HOW TO COMPLETE THIS TASK >> Each entry must be copied exactly, without omission.

:: SOURCE RECORDS

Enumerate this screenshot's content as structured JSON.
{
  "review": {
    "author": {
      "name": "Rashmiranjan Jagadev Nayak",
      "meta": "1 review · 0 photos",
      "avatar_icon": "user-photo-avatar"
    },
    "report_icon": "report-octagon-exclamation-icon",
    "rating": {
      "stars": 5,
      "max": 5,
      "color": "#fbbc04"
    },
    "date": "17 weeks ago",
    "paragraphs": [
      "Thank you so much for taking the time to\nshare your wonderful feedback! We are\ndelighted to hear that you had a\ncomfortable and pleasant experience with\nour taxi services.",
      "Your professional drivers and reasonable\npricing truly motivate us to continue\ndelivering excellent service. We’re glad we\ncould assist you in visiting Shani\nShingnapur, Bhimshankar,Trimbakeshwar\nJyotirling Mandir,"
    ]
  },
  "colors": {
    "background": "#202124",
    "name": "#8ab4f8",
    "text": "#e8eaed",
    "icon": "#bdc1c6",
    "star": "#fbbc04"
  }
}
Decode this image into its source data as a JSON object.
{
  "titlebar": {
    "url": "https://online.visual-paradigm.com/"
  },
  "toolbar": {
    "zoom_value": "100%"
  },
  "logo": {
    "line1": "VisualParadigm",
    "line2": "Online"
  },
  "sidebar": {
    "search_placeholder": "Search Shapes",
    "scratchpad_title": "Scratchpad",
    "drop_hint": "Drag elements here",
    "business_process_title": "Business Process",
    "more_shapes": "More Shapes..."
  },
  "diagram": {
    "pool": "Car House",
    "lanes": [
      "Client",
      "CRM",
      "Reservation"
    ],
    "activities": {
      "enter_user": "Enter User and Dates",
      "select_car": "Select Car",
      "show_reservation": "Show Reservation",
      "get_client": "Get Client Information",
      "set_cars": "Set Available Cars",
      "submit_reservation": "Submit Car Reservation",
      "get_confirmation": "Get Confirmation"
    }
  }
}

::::

SOLUTION FOR THIS PROBLEM >>
Enumerate this screenshot's content as structured JSON.
{
  "review": {
    "author": {
      "name": "Rashmiranjan Jagadev Nayak",
      "meta": "1 review · 0 photos",
      "avatar_icon": "user-photo-avatar"
    },
    "report_icon": "report-octagon-exclamation-icon",
    "rating": {
      "stars": 5,
      "max": 5,
      "color": "#fbbc04"
    },
    "date": "17 weeks ago",
    "paragraphs": [
      "Thank you so much for taking the time to\nshare your wonderful feedback! We are\ndelighted to hear that you had a\ncomfortable and pleasant experience with\nour taxi services.",
      "Your professional drivers and reasonable\npricing truly motivate us to continue\ndelivering excellent service. We’re glad we\ncould assist you in visiting Shani\nShingnapur, Bhimshankar,Trimbakeshwar\nJyotirling Mandir,"
    ]
  },
  "colors": {
    "background": "#202124",
    "name": "#8ab4f8",
    "text": "#e8eaed",
    "icon": "#bdc1c6",
    "star": "#fbbc04"
  }
}
Decode this image into its source data as a JSON object.
{
  "titlebar": {
    "url": "https://online.visual-paradigm.com/"
  },
  "toolbar": {
    "zoom_value": "100%"
  },
  "logo": {
    "line1": "VisualParadigm",
    "line2": "Online"
  },
  "sidebar": {
    "search_placeholder": "Search Shapes",
    "scratchpad_title": "Scratchpad",
    "drop_hint": "Drag elements here",
    "business_process_title": "Business Process",
    "more_shapes": "More Shapes..."
  },
  "diagram": {
    "pool": "Car House",
    "lanes": [
      "Client",
      "CRM",
      "Reservation"
    ],
    "activities": {
      "enter_user": "Enter User and Dates",
      "select_car": "Select Car",
      "show_reservation": "Show Reservation",
      "get_client": "Get Client Information",
      "set_cars": "Set Available Cars",
      "submit_reservation": "Submit Car Reservation",
      "get_confirmation": "Get Confirmation"
    }
  }
}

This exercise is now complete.